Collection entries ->
*** Block opens ***
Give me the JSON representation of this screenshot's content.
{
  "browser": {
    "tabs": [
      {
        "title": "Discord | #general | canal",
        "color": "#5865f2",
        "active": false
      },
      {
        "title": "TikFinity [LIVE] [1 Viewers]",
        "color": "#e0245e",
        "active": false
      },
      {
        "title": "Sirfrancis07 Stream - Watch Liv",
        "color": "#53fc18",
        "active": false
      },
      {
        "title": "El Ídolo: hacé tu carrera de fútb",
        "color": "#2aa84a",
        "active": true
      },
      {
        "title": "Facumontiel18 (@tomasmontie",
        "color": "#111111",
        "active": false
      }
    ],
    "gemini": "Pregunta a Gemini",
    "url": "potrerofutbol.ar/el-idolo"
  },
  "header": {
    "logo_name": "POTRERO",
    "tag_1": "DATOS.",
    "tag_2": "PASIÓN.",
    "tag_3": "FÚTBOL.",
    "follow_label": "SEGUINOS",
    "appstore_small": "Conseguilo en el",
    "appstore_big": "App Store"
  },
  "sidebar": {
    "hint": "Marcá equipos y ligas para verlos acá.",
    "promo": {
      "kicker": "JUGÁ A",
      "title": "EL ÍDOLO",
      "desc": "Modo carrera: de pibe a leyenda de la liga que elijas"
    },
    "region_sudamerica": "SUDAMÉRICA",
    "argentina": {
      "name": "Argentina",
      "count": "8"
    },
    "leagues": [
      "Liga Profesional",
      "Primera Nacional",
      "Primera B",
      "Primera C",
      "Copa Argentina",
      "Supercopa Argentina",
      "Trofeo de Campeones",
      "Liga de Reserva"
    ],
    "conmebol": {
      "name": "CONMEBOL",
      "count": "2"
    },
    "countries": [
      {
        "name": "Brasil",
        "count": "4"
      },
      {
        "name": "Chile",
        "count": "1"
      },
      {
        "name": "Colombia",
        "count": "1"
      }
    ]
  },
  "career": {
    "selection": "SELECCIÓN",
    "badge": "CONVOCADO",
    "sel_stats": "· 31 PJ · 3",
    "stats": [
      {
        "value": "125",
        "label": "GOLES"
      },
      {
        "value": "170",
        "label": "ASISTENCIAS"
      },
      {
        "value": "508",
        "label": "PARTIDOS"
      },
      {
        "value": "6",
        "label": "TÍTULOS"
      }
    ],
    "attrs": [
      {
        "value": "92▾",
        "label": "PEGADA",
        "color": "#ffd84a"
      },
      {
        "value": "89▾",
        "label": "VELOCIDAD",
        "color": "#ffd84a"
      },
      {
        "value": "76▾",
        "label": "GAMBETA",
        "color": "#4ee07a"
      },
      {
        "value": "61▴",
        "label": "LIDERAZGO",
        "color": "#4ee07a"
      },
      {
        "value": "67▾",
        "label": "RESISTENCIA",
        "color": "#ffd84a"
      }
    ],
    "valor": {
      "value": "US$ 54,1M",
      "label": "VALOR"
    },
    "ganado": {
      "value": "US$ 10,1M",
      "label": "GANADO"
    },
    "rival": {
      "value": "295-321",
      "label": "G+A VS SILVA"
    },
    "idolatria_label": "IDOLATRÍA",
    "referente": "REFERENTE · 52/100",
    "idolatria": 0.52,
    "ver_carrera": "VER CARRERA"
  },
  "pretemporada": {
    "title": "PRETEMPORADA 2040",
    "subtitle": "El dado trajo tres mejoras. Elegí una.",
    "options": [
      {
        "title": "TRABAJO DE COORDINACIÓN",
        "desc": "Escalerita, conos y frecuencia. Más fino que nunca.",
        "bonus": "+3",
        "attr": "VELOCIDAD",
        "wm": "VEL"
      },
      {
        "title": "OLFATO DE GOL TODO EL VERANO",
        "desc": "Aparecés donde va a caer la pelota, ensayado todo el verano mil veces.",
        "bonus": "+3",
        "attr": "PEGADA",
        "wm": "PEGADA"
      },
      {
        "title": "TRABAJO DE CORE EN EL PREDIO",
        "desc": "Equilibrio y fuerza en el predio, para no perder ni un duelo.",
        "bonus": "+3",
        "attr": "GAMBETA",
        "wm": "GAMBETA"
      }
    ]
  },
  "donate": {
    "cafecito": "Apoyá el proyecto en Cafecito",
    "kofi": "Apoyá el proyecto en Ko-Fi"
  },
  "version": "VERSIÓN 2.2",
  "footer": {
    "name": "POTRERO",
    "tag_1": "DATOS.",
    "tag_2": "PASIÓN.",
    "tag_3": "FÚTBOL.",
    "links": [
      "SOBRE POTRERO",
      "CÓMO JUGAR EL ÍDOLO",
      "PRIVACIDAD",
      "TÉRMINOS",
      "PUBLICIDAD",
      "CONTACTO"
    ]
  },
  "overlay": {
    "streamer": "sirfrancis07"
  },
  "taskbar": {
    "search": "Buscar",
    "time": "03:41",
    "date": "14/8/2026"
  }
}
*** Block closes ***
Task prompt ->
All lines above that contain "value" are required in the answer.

Exercise output ->
        "value": "125",
        "value": "170",
        "value": "508",
        "value": "6",
        "value": "92▾",
        "value": "89▾",
        "value": "76▾",
        "value": "61▴",
        "value": "67▾",
      "value": "US$ 54,1M",
      "value": "US$ 10,1M",
      "value": "295-321",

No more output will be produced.